“We are looking at how we can use satellites to enhance the speed of targeting,” Army Secretary Ryan McCarthy told Warrior during a recent experiment in Arizona.
With all this in mind, the Air Force Research Laboratory is moving quickly on an interesting deal with SES Government Solutions and Isotropic Systems to achieve new levels of “next-gen” connectivity. The AFRL deal, which includes input from the U.S. Army Research Engineering Team, is testing Isotropic Systems’ emerging multi-beam terminal over SES’s O3b Medium Earth Orbit satellite constellation.
As part of the deal, the U.S. Air Force and Army, through the innovative Defense Experimentation Using Commercial Space Internet program, will review a prototype of Isotropic Systems’ optical beamforming antenna and its ability to connect simultaneously with two satellite constellations at GEO (Geostationary Earth Orbit) and MEO.
The unique multi-beam capability will enable the armed forces to deliver data at the tactical edge by leveraging capacity from multiple commercial satellites and a military satellite over a single antenna platform, according to Brian Billman, vice president of Product Management at Isotropic Systems. “Without affecting the main comms link, Isotropic Systems’ multi-beam terminal can evaluate situational awareness in real-time, preemptively seeking multiple communications pathways in the event of signal jamming or blockages or to ensure maximum performance,” he said.
Isotropic Systems’ new Optical Lens Technology will integrate with SES’ O3b MEO satellites, including its advanced O3b mPOWER system, set to launch late next year or early 2022 along with other next-gen LEO and GEO constellations satellites. The Isotropic Systems terminal will be ready, as it is slated for commercial rollout late next year.
“The Isotropic antenna will deliver high throughput, at low latency over a MEO constellation with simultaneous resilient GEO capacity. This is a game changer for the U.S. Army,” Pete Hoene, President and CEO of SES Government Solutions, said in a company statement.
Isotropic Systems and SES’ collaborative effort to improve satellite connectivity, networking and throughput aligns closely with the U.S. Army’s current work to harden space connectivity, increase secure space-air-ground networking and vastly quicken the “kill web” to reduce sensor-to-shooter time.

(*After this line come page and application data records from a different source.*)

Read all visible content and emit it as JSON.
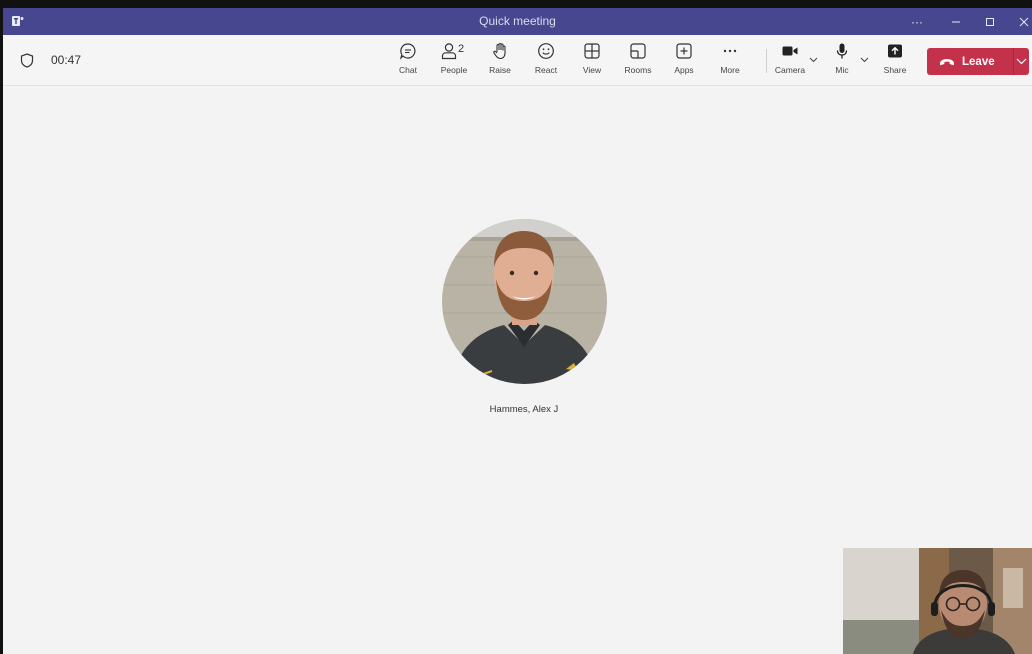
{
  "window": {
    "title": "Quick meeting",
    "more_icon": "ellipsis-icon",
    "controls": [
      "minimize-icon",
      "maximize-icon",
      "close-icon"
    ]
  },
  "toolbar": {
    "timer": "00:47",
    "buttons": {
      "chat": "Chat",
      "people": "People",
      "people_count": "2",
      "raise": "Raise",
      "react": "React",
      "view": "View",
      "rooms": "Rooms",
      "apps": "Apps",
      "more": "More",
      "camera": "Camera",
      "mic": "Mic",
      "share": "Share"
    },
    "leave": "Leave"
  },
  "stage": {
    "participant_name": "Hammes, Alex J"
  },
  "colors": {
    "titlebar": "#47478f",
    "stage_bg": "#f3f3f3",
    "leave_button": "#c4314b"
  }
}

MEO and LEO satellite capabilities were recently assessed in a cutting edge Army experiment in the Arizona Desert called Project Convergence 2020. During the exercise, an armored combat vehicle engaged in a “direct fire” mission to destroy an enemy tank target, after receiving targeting cues via radio from an overhead surveillance drone, mini-drone and helicopter, however informational details and location specifics on the target first came from fast-moving, low-altitude satellites operated from Washington State.

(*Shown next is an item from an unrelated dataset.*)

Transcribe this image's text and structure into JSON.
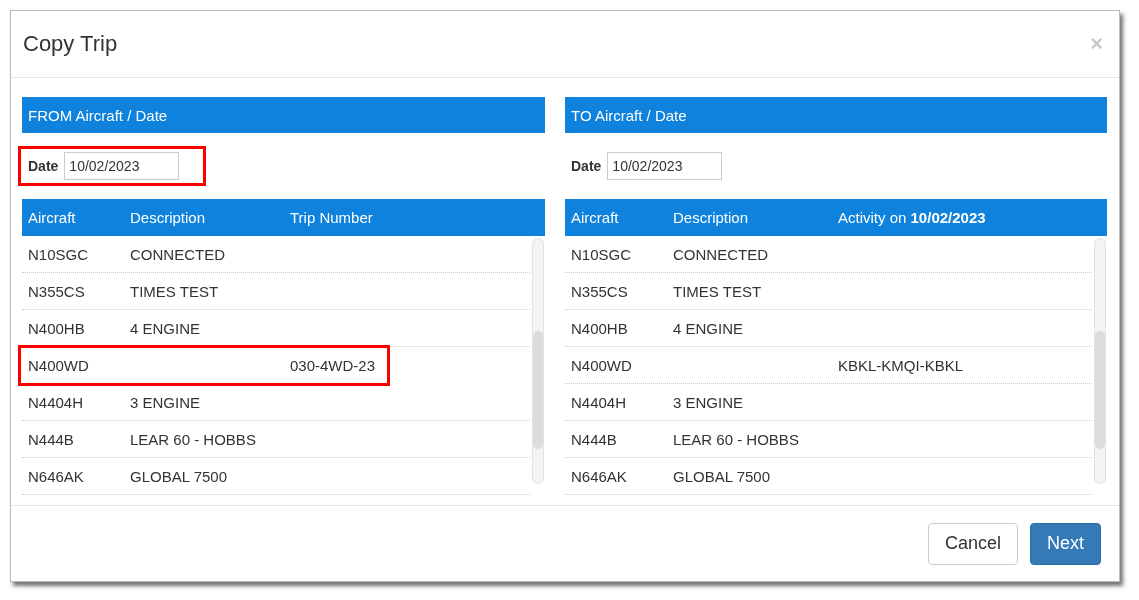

The O3b MEO satellites, owned and operated by SES, successfully leveraged advanced satellite connectivity to quickly find and transmit target data across large portions of the U.S., demonstrating new levels of cross-domain attack.
A series of lower-altitude Medium and Low Earth Orbit satellites delivered real-time targeting data through command centers at Joint Base Lewis McChord in Washington State to live attack experiments at Yuma Proving Grounds, Ariz., bringing new dimensions to high-speed, long-range targeting.
“What you saw here was the first phase of information being fed by MEO and LEO satellites. That is what was going through Washington State into a surrogate ground control station, which delivered the data,” Maj. Gen. John George, Commanding General of the Army’s Combat Capabilities Development Command, Army Futures Command, told Warrior in an interview on the ground at Yuma.